Goodwill Industries International (GII) and the Goodwill network have had a long history of environmental sustainability. Since its inception in 1902, GII has focused on recycling and reuse. In late 2007, GII launched a sustainability initiative, which has morphed into the current Goodwill Sustainability Program.
The objective of the program is to “Use Less, Serve More” (to serve more people while having a smaller environmental footprint), in support of the Goodwill mission. We focus on the Triple Bottom Line (TBL) of people, planet and prosperity. It is built on Goodwill’s value of environmental stewardship and designed to support the Goodwill network grow their internal sustainability programs through tools, best practices, and knowledge sharing.
There are a number of Goodwills across North America who have taken actions that align with the triple bottom line. Below are two such examples:
Reuse and Recycling

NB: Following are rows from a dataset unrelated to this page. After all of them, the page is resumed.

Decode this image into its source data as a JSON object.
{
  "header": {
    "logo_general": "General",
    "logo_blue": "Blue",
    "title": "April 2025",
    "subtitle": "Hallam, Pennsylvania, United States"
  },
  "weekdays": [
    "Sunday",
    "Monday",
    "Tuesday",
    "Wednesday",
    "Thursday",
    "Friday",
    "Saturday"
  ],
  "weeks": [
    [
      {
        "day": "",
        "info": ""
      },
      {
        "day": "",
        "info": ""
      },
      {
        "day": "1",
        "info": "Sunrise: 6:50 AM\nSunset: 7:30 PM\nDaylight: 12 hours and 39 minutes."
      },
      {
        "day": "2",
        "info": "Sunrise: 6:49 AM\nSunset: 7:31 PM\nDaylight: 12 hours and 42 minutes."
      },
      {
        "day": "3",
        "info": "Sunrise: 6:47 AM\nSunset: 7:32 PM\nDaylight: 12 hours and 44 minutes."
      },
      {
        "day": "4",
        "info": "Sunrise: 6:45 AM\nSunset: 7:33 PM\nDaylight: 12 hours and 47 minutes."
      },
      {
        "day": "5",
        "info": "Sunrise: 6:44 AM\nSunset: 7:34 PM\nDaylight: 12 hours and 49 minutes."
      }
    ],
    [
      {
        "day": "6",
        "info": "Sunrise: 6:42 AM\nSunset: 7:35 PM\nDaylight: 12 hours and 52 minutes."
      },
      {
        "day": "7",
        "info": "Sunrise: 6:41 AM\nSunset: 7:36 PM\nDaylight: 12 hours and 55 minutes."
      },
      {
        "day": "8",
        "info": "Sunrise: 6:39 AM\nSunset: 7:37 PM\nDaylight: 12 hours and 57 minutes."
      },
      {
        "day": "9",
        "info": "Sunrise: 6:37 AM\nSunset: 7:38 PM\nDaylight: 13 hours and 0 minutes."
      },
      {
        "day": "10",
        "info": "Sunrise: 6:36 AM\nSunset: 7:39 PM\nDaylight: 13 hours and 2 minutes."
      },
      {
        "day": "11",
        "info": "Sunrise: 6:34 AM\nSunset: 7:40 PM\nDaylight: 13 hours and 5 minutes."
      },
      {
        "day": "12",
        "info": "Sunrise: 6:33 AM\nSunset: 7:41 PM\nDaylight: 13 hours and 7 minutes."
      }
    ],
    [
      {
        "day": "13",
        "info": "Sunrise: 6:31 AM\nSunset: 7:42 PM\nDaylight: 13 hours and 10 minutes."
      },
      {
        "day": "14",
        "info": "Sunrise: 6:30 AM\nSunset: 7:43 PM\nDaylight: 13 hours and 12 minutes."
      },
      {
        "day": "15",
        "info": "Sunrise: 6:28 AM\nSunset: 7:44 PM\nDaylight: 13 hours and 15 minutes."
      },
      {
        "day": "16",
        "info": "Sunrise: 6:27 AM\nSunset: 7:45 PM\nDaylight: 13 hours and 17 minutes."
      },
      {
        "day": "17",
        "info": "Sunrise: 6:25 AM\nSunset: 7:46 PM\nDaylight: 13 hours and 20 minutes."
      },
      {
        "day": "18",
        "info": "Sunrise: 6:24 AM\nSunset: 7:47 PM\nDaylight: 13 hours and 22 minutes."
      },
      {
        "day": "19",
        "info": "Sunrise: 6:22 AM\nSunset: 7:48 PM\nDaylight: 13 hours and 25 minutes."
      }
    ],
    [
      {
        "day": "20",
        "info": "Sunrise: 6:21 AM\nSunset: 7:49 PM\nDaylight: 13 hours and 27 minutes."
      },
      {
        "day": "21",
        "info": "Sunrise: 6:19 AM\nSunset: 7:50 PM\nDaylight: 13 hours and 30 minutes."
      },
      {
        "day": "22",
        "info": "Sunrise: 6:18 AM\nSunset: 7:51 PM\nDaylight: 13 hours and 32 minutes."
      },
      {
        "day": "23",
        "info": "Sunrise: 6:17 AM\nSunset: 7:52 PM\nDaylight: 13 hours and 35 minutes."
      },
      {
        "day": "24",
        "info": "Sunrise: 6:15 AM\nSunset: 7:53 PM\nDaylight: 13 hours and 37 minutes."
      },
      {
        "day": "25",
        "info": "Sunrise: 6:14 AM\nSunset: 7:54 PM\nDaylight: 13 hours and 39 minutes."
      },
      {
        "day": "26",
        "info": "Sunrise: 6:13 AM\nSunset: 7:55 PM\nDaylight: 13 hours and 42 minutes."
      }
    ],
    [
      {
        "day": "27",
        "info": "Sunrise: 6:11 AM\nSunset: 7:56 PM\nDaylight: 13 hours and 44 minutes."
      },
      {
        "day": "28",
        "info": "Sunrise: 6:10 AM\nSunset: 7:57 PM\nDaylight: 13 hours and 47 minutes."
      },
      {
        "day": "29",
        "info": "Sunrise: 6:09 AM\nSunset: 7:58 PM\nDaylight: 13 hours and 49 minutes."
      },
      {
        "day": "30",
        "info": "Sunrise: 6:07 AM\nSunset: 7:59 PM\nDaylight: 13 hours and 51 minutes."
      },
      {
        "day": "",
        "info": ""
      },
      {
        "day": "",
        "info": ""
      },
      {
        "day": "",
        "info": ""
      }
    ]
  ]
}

Reuse and recycling takes many forms, and can create jobs as well as helping the environment and the bottom-line.
Green Works offers cost-saving, labor-intensive asset recovery and industrial recycling services to socially conscious municipalities, utilities, automotive suppliers and manufacturers, as well as construction and demolition companies. Green Works is a non-profit subsidiary of Goodwill Industries of Greater Detroit (MI) and creates revenue to fund vital job training, education and placement programs for those facing employment challenges in metro Detroit.
State-of-the-art equipment and processes make the company an invaluable resource for sorting, refurbishing, recycling and reprocessing metals, oils and other industrial materials. Green Works recycling processes result in “up-valuing” material such as aluminum/copper windings and wire for its clients. Green Works enhances value by processing and breaking down industrial recyclables into furnace-ready form. These materials are then sold in commodity markets for reuse in foundry/manufacturing processes.
Since its creation in 2010 through 2015, Green Works has recovered over 75 million pounds of ferrous and non-ferrous metals and over 400,000 gallons of used oil has been salvaged.
Working Towards Zero Waste
Growth does not have to equal increased waste to landfill.
- Goodwill Industries of Arkansas (Little Rock) started with a small facility and small-scale sustainability opportunities; however, upon moving into a larger space and expanding across
Arkansas, they were able to significantly grow their sustainability efforts as well as see great improvements in both their environmental impacts and their revenues.
When the Goodwill first began their sustainability efforts in 2008, their facility was 60,000 square feet.In 2012, the organization moved to a larger facility of over 500,000 square feet. Headquarters was moved to the new Goodwill Resource Center in December 2014. They implemented a recycling line, which processes 18 commodities (and counting!), such as textiles, plastics, metals, accessories, aluminum, kitchen metals, hard toys, soft toys, and wire and send these to different recycling vendors and outlets. This implementation has been instrumental in eliminating waste and generating additional revenue for sustainability processes, and has allowed them to get closer to their goal of zero waste.
In the new space, they also opened up a 17,000 square foot “by the pound” outlet store. With the outlet store diverting approximately 1.2 million pounds per year, it is the largest diverter of waste to landfill for the Goodwill. With their new large space, they were able to expand recycling categories as well as increase their electronic waste recycling to include rural areas. They have also implemented new processes to increase landfill diversion, such as moving from centralized to decentralized donation processing and eliminating dumpsters at stores.
Chad Albaugh, Goodwill Industries of Arkansas’ director of operations shares, “With the added space and implementation of new processes, we have been able to make great strides in our efforts towards zero waste. Just as important, we have been able to build strong partnerships within our state and are recognized as leaders in environmental stewardship.”
NOTE: This is an update to a post originally appearing in April 2016.